Give the entries back exactly, dropping each image.

(Entries from a dataset of interfaces)
◇ ◇ ◇

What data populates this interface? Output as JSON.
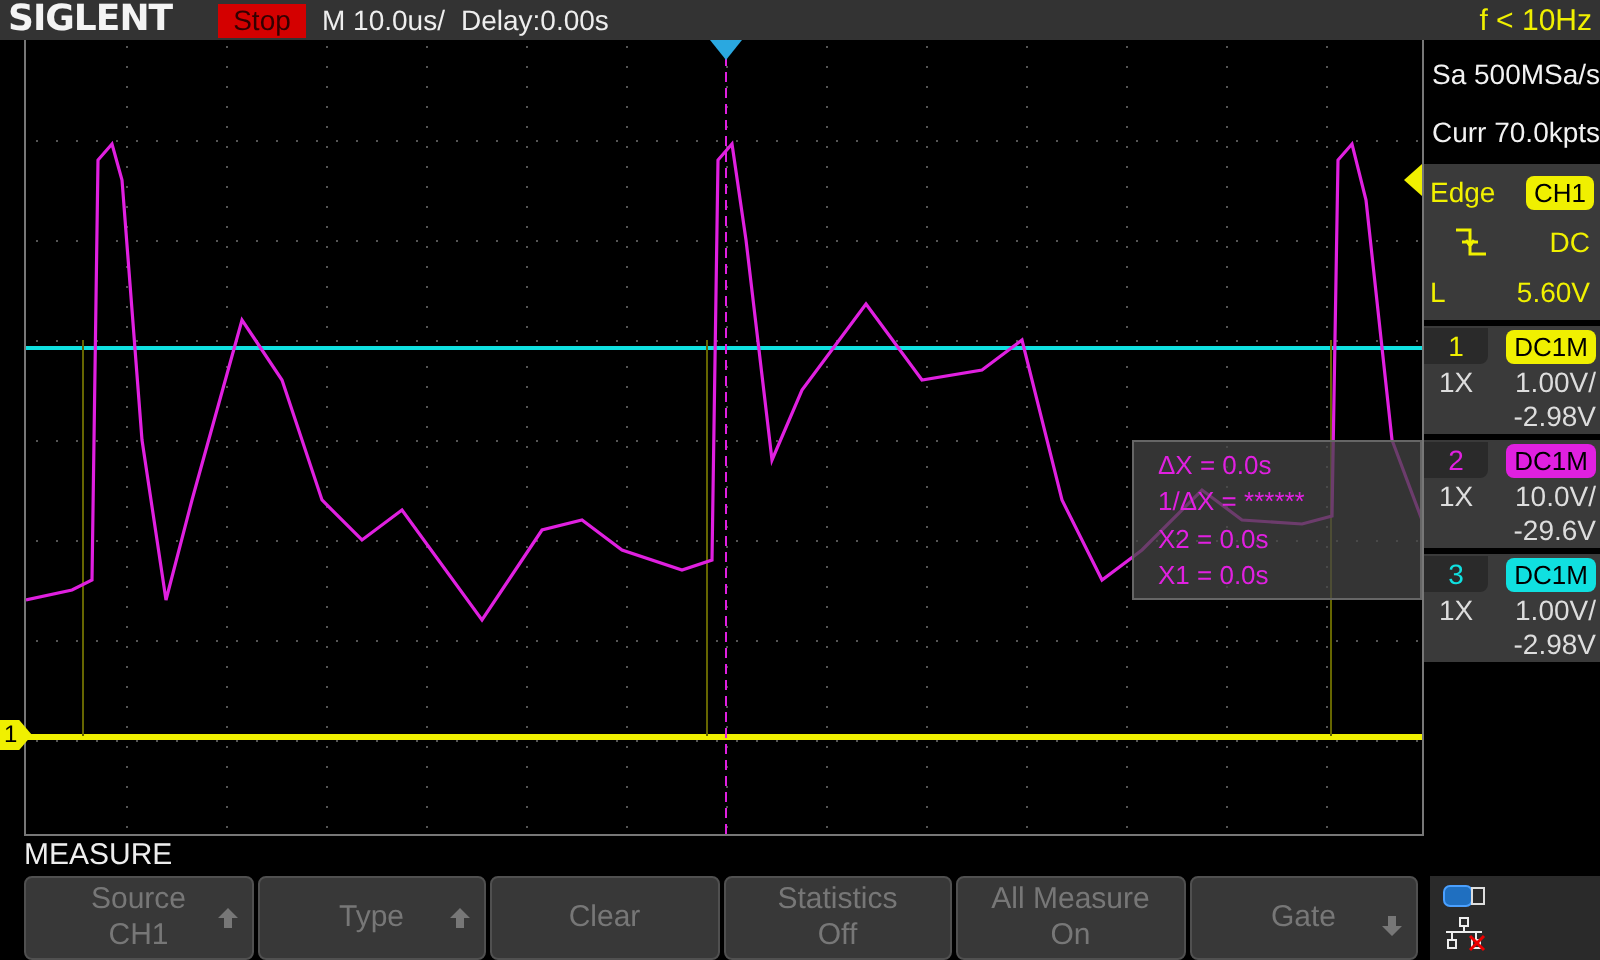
{
  "header": {
    "brand": "SIGLENT",
    "run_state": "Stop",
    "timebase": "M 10.0us/",
    "delay": "Delay:0.00s",
    "frequency": "f < 10Hz"
  },
  "acquisition": {
    "sample_rate": "Sa 500MSa/s",
    "memory": "Curr 70.0kpts"
  },
  "trigger": {
    "type": "Edge",
    "source": "CH1",
    "coupling": "DC",
    "level_label": "L",
    "level_value": "5.60V"
  },
  "channels": [
    {
      "number": "1",
      "coupling": "DC1M",
      "probe": "1X",
      "scale": "1.00V/",
      "offset": "-2.98V",
      "color": "#f0f000"
    },
    {
      "number": "2",
      "coupling": "DC1M",
      "probe": "1X",
      "scale": "10.0V/",
      "offset": "-29.6V",
      "color": "#e020e0"
    },
    {
      "number": "3",
      "coupling": "DC1M",
      "probe": "1X",
      "scale": "1.00V/",
      "offset": "-2.98V",
      "color": "#10e0e0"
    }
  ],
  "ground_marker": "1",
  "cursor_readout": [
    "ΔX = 0.0s",
    "1/ΔX = ******",
    "X2 = 0.0s",
    "X1 = 0.0s"
  ],
  "menu": {
    "title": "MEASURE",
    "buttons": [
      {
        "label": "Source",
        "value": "CH1",
        "kind": "up"
      },
      {
        "label": "Type",
        "kind": "up"
      },
      {
        "label": "Clear",
        "kind": "plain"
      },
      {
        "label": "Statistics",
        "value": "Off",
        "kind": "plain"
      },
      {
        "label": "All Measure",
        "value": "On",
        "kind": "plain"
      },
      {
        "label": "Gate",
        "kind": "down"
      }
    ]
  }
}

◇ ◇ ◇

** Problem solution **
What data populates this interface? Output as JSON.
{
  "header": {
    "brand": "SIGLENT",
    "run_state": "Stop",
    "timebase": "M 10.0us/",
    "delay": "Delay:0.00s",
    "frequency": "f < 10Hz"
  },
  "acquisition": {
    "sample_rate": "Sa 500MSa/s",
    "memory": "Curr 70.0kpts"
  },
  "trigger": {
    "type": "Edge",
    "source": "CH1",
    "coupling": "DC",
    "level_label": "L",
    "level_value": "5.60V"
  },
  "channels": [
    {
      "number": "1",
      "coupling": "DC1M",
      "probe": "1X",
      "scale": "1.00V/",
      "offset": "-2.98V",
      "color": "#f0f000"
    },
    {
      "number": "2",
      "coupling": "DC1M",
      "probe": "1X",
      "scale": "10.0V/",
      "offset": "-29.6V",
      "color": "#e020e0"
    },
    {
      "number": "3",
      "coupling": "DC1M",
      "probe": "1X",
      "scale": "1.00V/",
      "offset": "-2.98V",
      "color": "#10e0e0"
    }
  ],
  "ground_marker": "1",
  "cursor_readout": [
    "ΔX = 0.0s",
    "1/ΔX = ******",
    "X2 = 0.0s",
    "X1 = 0.0s"
  ],
  "menu": {
    "title": "MEASURE",
    "buttons": [
      {
        "label": "Source",
        "value": "CH1",
        "kind": "up"
      },
      {
        "label": "Type",
        "kind": "up"
      },
      {
        "label": "Clear",
        "kind": "plain"
      },
      {
        "label": "Statistics",
        "value": "Off",
        "kind": "plain"
      },
      {
        "label": "All Measure",
        "value": "On",
        "kind": "plain"
      },
      {
        "label": "Gate",
        "kind": "down"
      }
    ]
  }
}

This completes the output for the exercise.